Since its creation in 1996, the federal 287(g) program has produced ongoing devastating consequences for communities nationwide, including in Texas. But on June 30, twenty-five Texas counties will have the opportunity to end their involvement with the disastrous program when their agreements with the federal government expire.
If you’re unfamiliar with this program, here’s the short version: 287(g) agreements give authority to local policing agencies to engage in federal immigration enforcement activities and formalize collaboration with Immigration and Customs Enforcement (ICE), the branch of the Department of Homeland Security that deports thousands of immigrants each year.
The ACLU of Texas strongly opposes the renewal of these 287(g) agreements and recently sent letters to the commissioners of the 25 Texas counties in which the program is set to expire urging them to end their participation. We also urge the termination of other counties’ participation in the program, including the 18 Texas counties that have signed and applied “jail agreements” to assist with the federal government’s ongoing attempt to ramp up its immigrant deportation machine.
Here are three reasons why Texas counties should reject 287(g) agreements in their communities:

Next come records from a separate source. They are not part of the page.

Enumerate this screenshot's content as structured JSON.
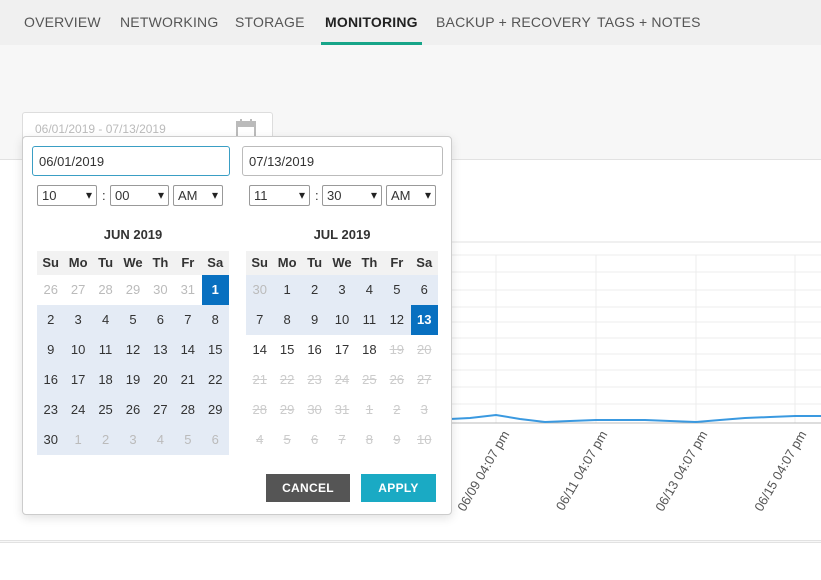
{
  "tabs": [
    {
      "label": "OVERVIEW",
      "active": false
    },
    {
      "label": "NETWORKING",
      "active": false
    },
    {
      "label": "STORAGE",
      "active": false
    },
    {
      "label": "MONITORING",
      "active": true
    },
    {
      "label": "BACKUP + RECOVERY",
      "active": false
    },
    {
      "label": "TAGS + NOTES",
      "active": false
    }
  ],
  "range_field": {
    "value": "06/01/2019 - 07/13/2019"
  },
  "chart": {
    "x_labels": [
      "06/09 04:07 pm",
      "06/11 04:07 pm",
      "06/13 04:07 pm",
      "06/15 04:07 pm"
    ],
    "line_color": "#3a99e0"
  },
  "picker": {
    "start_date": "06/01/2019",
    "end_date": "07/13/2019",
    "start_time": {
      "hour": "10",
      "minute": "00",
      "ampm": "AM"
    },
    "end_time": {
      "hour": "11",
      "minute": "30",
      "ampm": "AM"
    },
    "weekdays": [
      "Su",
      "Mo",
      "Tu",
      "We",
      "Th",
      "Fr",
      "Sa"
    ],
    "calendars": [
      {
        "title": "JUN 2019",
        "weeks": [
          [
            {
              "d": "26",
              "s": "off"
            },
            {
              "d": "27",
              "s": "off"
            },
            {
              "d": "28",
              "s": "off"
            },
            {
              "d": "29",
              "s": "off"
            },
            {
              "d": "30",
              "s": "off"
            },
            {
              "d": "31",
              "s": "off"
            },
            {
              "d": "1",
              "s": "selected"
            }
          ],
          [
            {
              "d": "2",
              "s": "in"
            },
            {
              "d": "3",
              "s": "in"
            },
            {
              "d": "4",
              "s": "in"
            },
            {
              "d": "5",
              "s": "in"
            },
            {
              "d": "6",
              "s": "in"
            },
            {
              "d": "7",
              "s": "in"
            },
            {
              "d": "8",
              "s": "in"
            }
          ],
          [
            {
              "d": "9",
              "s": "in"
            },
            {
              "d": "10",
              "s": "in"
            },
            {
              "d": "11",
              "s": "in"
            },
            {
              "d": "12",
              "s": "in"
            },
            {
              "d": "13",
              "s": "in"
            },
            {
              "d": "14",
              "s": "in"
            },
            {
              "d": "15",
              "s": "in"
            }
          ],
          [
            {
              "d": "16",
              "s": "in"
            },
            {
              "d": "17",
              "s": "in"
            },
            {
              "d": "18",
              "s": "in"
            },
            {
              "d": "19",
              "s": "in"
            },
            {
              "d": "20",
              "s": "in"
            },
            {
              "d": "21",
              "s": "in"
            },
            {
              "d": "22",
              "s": "in"
            }
          ],
          [
            {
              "d": "23",
              "s": "in"
            },
            {
              "d": "24",
              "s": "in"
            },
            {
              "d": "25",
              "s": "in"
            },
            {
              "d": "26",
              "s": "in"
            },
            {
              "d": "27",
              "s": "in"
            },
            {
              "d": "28",
              "s": "in"
            },
            {
              "d": "29",
              "s": "in"
            }
          ],
          [
            {
              "d": "30",
              "s": "in"
            },
            {
              "d": "1",
              "s": "in-off"
            },
            {
              "d": "2",
              "s": "in-off"
            },
            {
              "d": "3",
              "s": "in-off"
            },
            {
              "d": "4",
              "s": "in-off"
            },
            {
              "d": "5",
              "s": "in-off"
            },
            {
              "d": "6",
              "s": "in-off"
            }
          ]
        ]
      },
      {
        "title": "JUL 2019",
        "weeks": [
          [
            {
              "d": "30",
              "s": "in-off"
            },
            {
              "d": "1",
              "s": "in"
            },
            {
              "d": "2",
              "s": "in"
            },
            {
              "d": "3",
              "s": "in"
            },
            {
              "d": "4",
              "s": "in"
            },
            {
              "d": "5",
              "s": "in"
            },
            {
              "d": "6",
              "s": "in"
            }
          ],
          [
            {
              "d": "7",
              "s": "in"
            },
            {
              "d": "8",
              "s": "in"
            },
            {
              "d": "9",
              "s": "in"
            },
            {
              "d": "10",
              "s": "in"
            },
            {
              "d": "11",
              "s": "in"
            },
            {
              "d": "12",
              "s": "in"
            },
            {
              "d": "13",
              "s": "selected"
            }
          ],
          [
            {
              "d": "14",
              "s": "normal"
            },
            {
              "d": "15",
              "s": "normal"
            },
            {
              "d": "16",
              "s": "normal"
            },
            {
              "d": "17",
              "s": "normal"
            },
            {
              "d": "18",
              "s": "normal"
            },
            {
              "d": "19",
              "s": "disabled"
            },
            {
              "d": "20",
              "s": "disabled"
            }
          ],
          [
            {
              "d": "21",
              "s": "disabled"
            },
            {
              "d": "22",
              "s": "disabled"
            },
            {
              "d": "23",
              "s": "disabled"
            },
            {
              "d": "24",
              "s": "disabled"
            },
            {
              "d": "25",
              "s": "disabled"
            },
            {
              "d": "26",
              "s": "disabled"
            },
            {
              "d": "27",
              "s": "disabled"
            }
          ],
          [
            {
              "d": "28",
              "s": "disabled"
            },
            {
              "d": "29",
              "s": "disabled"
            },
            {
              "d": "30",
              "s": "disabled"
            },
            {
              "d": "31",
              "s": "disabled"
            },
            {
              "d": "1",
              "s": "disabled"
            },
            {
              "d": "2",
              "s": "disabled"
            },
            {
              "d": "3",
              "s": "disabled"
            }
          ],
          [
            {
              "d": "4",
              "s": "disabled"
            },
            {
              "d": "5",
              "s": "disabled"
            },
            {
              "d": "6",
              "s": "disabled"
            },
            {
              "d": "7",
              "s": "disabled"
            },
            {
              "d": "8",
              "s": "disabled"
            },
            {
              "d": "9",
              "s": "disabled"
            },
            {
              "d": "10",
              "s": "disabled"
            }
          ]
        ]
      }
    ],
    "cancel_label": "CANCEL",
    "apply_label": "APPLY"
  }
}
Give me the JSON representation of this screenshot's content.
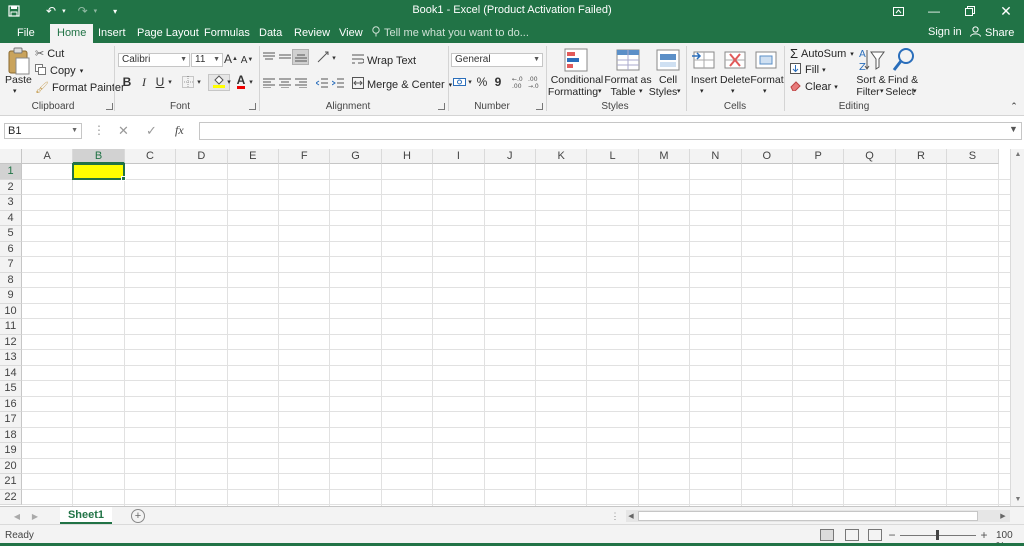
{
  "window": {
    "title": "Book1 - Excel (Product Activation Failed)"
  },
  "ribbon_tabs": [
    {
      "label": "File"
    },
    {
      "label": "Home"
    },
    {
      "label": "Insert"
    },
    {
      "label": "Page Layout"
    },
    {
      "label": "Formulas"
    },
    {
      "label": "Data"
    },
    {
      "label": "Review"
    },
    {
      "label": "View"
    }
  ],
  "tellme_placeholder": "Tell me what you want to do...",
  "account": {
    "signin": "Sign in",
    "share": "Share"
  },
  "clipboard": {
    "paste": "Paste",
    "cut": "Cut",
    "copy": "Copy",
    "format_painter": "Format Painter",
    "label": "Clipboard"
  },
  "font": {
    "name": "Calibri",
    "size": "11",
    "bold": "B",
    "italic": "I",
    "underline": "U",
    "label": "Font"
  },
  "alignment": {
    "wrap_text": "Wrap Text",
    "merge_center": "Merge & Center",
    "label": "Alignment"
  },
  "number": {
    "format": "General",
    "percent": "%",
    "comma": "9",
    "label": "Number"
  },
  "styles": {
    "conditional_1": "Conditional",
    "conditional_2": "Formatting",
    "format_table_1": "Format as",
    "format_table_2": "Table",
    "cell_styles_1": "Cell",
    "cell_styles_2": "Styles",
    "label": "Styles"
  },
  "cells": {
    "insert": "Insert",
    "delete": "Delete",
    "format": "Format",
    "label": "Cells"
  },
  "editing": {
    "autosum": "AutoSum",
    "fill": "Fill",
    "clear": "Clear",
    "sort_1": "Sort &",
    "sort_2": "Filter",
    "find_1": "Find &",
    "find_2": "Select",
    "label": "Editing"
  },
  "formula_bar": {
    "name_box": "B1",
    "fx": "fx",
    "value": ""
  },
  "columns": [
    "A",
    "B",
    "C",
    "D",
    "E",
    "F",
    "G",
    "H",
    "I",
    "J",
    "K",
    "L",
    "M",
    "N",
    "O",
    "P",
    "Q",
    "R",
    "S"
  ],
  "rows": [
    "1",
    "2",
    "3",
    "4",
    "5",
    "6",
    "7",
    "8",
    "9",
    "10",
    "11",
    "12",
    "13",
    "14",
    "15",
    "16",
    "17",
    "18",
    "19",
    "20",
    "21",
    "22"
  ],
  "selected_cell": {
    "column": "B",
    "row": "1",
    "fill": "#ffff00"
  },
  "sheets": [
    {
      "name": "Sheet1"
    }
  ],
  "status": {
    "ready": "Ready",
    "zoom": "100 %"
  },
  "colors": {
    "accent": "#217346",
    "ribbon_bg": "#f3f3f3"
  }
}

Participating in the program undermines community trust and safety.When sheriff's deputies engage in immigration enforcement, fewer people report crimes for fear of being deported, thus jeopardizing community safety and trust. In fact, a study of how increased police involvement with immigration enforcement found 70 percent of undocumented immigrants are less likely to contact authorities about a crime they have witnessed or endured for fear of being asked about their immigration status or worse, being taken into custody. By ending 287(g) programs, undocumented immigrants and their loved ones that reside in the community will feel safer from incrimination and will not have to be silent victims.
Prioritizing immigration enforcement neglects fighting violent crime.Community safety also becomes less of a priority when law enforcement uses their time and resources to participate in immigration enforcement rather than combating violent, more urgent crime in their community. Counties already struggle with funding local law enforcement operations; branching out to act as a deportation arm will stretch already limited resources such as jail space.
287(g) agreements drain county finances.Participating in the 287(g) program costs counties a significant sum of money. According to the American Immigration Council’s analysis on 287(g), state and local governments sustain most of the program’s costs. For example, before Harris County terminated their 287(g) agreement, the program consumed $675,000 for its operation, which included housing, travel, and training expenses for law enforcement. In lieu of spending taxpayer money on participating in the program, counties should spend budget dollars on community safety, not on funding a federal responsibility.
If you live in one of the 25 counties whose 287(g) agreement is set to expire on June 30, 2019, click your county's contact information below to tell your county officials you are against local law enforcement resources being used to make Texas communities less safe.
25 Counties in Texas have 287(g) agreements